Draftees from Serpukhov, Moscow region, who had complained in the video about being abandoned by their commanders, stopped answering their cell phones. Over the weekend, a new video showing volunteers who allegedly met with the soldiers and provided them with some necessities began to spread. After that, however, there was no news about these service members.
Relatives of mobilized Magnitogorsk residents who refused to go to the front line appealed to the prosecutor's office. These soldiers withdrew from their positions after they were shelled and abandoned by their commanders. Now, under the threats of prosecution for desertion and failure to execute orders, they are being coerced to return to the front line.
About 90 Russian draftees are being held in a former children’s camp in the village of Makarove, Luhansk region. This is the 12th known improvised prison for Russian refuseniks, which the ASTRA media outlet was able to identify. In addition, the media published a conversation of one of the mobilized soldiers held in the children’s camp with his relatives. Mikhail Nosov, the first draftee to be released from the basement in Zavitne Bazhannia, Donetsk region, was interviewed by ASTRA about the “partial” mobilization, dead bodies in the houses in which he had to stay, and the basements where he was held for refusing to fight.
Draftees assigned to the Tamanskaya Motorized Rifle Division stationed in Belarus complained that only 108 out of 480 battalion members had received payments for October. As one of the soldiers told the ASTRA media outlet, draftees cannot log into their personal servicemen accounts, because their data is not in the Alushta system [personnel system of the Ministry of Defense of the Russian Federation].
Using government data and accounts from soldiers’ relatives, the Telegram channel It’s My City counted that as of the end of November, 50 mobilized men from the Sverdlovsk region were killed. Yevgeny Safin, 26, became the latest on the list. He came from the village of Polevskoe and was killed during a strike on the Luhansk axis.
A collection of warm clothes to be sent to Ukraine has started in Samara. An announcement that appeared in a local “Russian community” chat explained that “the medical unit is in urgent need of old warm clothes and blankets for padding vehicle floors and covering up the wounded during evacuation: they are freezing during transportation.”
In Olekminsk district of Yakutia, the families of mobilized soldiers were provided with ice. The Yakutia 24 TV channel dedicated an entire news report to this event. In Khakassia, the authorities will spend 60 thousand rubles to produce a New Year’s video greeting for the mobilized.
A bakery in Magnitogorsk started to produce dried bread for soldiers from Yuzhnouralsk. The first batch of them has already been delivered to the front. In the Moscow region, grandmothers of schoolchildren are being asked to knit socks, hats, and scarfs for the “special military operation” participants. Convicts in Vologda are already knitting socks and mittens for the mobilized. The knee pads made out of plastic bottles, infamous for causing the ire of the propagandist Vladimir Solovyev, are evidently being produced by schoolchildren in Astrakhan who, in addition to these gear items, are also sending their drawings to servicemen.

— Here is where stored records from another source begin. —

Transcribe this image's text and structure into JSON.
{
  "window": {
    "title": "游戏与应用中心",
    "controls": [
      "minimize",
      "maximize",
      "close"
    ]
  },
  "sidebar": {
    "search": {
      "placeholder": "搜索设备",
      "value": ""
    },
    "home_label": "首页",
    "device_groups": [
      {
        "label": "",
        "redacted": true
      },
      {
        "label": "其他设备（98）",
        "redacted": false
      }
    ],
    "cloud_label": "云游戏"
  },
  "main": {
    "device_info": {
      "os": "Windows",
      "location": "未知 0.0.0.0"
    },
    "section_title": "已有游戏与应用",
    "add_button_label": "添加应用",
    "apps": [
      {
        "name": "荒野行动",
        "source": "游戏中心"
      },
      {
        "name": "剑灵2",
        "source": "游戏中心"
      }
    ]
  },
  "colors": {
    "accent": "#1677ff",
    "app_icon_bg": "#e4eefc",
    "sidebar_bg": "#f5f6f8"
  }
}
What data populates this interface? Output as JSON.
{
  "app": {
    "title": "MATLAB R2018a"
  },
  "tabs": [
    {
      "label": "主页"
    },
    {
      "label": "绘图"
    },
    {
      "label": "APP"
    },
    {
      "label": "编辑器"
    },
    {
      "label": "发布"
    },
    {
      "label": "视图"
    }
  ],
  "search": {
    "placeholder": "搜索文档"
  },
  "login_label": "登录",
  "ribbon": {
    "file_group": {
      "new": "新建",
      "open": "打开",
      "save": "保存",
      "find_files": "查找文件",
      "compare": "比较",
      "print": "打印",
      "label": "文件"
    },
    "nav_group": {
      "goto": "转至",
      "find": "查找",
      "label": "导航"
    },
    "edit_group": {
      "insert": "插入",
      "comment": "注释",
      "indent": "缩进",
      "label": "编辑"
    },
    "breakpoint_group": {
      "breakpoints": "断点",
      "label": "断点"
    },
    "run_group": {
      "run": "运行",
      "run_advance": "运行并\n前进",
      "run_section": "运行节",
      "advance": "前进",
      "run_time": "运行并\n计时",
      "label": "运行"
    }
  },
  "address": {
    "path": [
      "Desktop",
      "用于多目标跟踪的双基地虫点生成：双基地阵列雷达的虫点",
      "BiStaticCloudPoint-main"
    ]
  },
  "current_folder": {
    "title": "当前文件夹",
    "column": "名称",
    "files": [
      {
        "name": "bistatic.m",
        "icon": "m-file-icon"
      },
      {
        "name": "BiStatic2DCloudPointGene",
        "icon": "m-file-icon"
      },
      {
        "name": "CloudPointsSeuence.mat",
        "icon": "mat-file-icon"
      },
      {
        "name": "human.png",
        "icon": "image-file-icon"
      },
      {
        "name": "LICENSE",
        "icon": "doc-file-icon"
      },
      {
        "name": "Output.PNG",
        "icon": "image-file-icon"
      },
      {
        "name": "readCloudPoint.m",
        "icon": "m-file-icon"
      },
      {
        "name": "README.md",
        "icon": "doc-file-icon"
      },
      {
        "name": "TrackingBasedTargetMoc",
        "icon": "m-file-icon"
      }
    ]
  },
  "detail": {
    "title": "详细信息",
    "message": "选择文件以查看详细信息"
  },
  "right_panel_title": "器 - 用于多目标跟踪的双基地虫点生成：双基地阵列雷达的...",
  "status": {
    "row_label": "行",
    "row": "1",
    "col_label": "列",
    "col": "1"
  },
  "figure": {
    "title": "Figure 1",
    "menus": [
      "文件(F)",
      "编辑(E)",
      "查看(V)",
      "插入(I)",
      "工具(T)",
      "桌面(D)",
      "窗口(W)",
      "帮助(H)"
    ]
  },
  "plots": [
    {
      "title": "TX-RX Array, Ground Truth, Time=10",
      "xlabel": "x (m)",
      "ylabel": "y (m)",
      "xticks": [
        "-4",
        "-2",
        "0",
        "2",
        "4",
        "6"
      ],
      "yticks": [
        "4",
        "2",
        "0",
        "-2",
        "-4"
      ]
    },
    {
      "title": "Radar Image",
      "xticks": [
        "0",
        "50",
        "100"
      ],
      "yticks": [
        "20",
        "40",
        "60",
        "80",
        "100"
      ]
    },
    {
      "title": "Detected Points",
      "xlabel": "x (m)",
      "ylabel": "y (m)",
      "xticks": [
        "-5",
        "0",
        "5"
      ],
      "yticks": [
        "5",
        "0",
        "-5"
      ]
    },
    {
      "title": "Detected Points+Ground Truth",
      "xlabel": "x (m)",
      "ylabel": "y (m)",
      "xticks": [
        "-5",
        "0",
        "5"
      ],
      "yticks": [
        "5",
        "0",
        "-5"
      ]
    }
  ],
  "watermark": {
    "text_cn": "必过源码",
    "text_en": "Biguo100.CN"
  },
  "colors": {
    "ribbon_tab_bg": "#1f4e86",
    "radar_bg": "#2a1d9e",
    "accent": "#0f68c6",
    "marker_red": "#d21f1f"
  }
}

Owners and managers of several large Russian businesses spoke with the Financial Times publication about the mobilization. Several of the entrepreneurs think that had the private sector been entrusted with the mobilization, it would have been conducted more efficiently.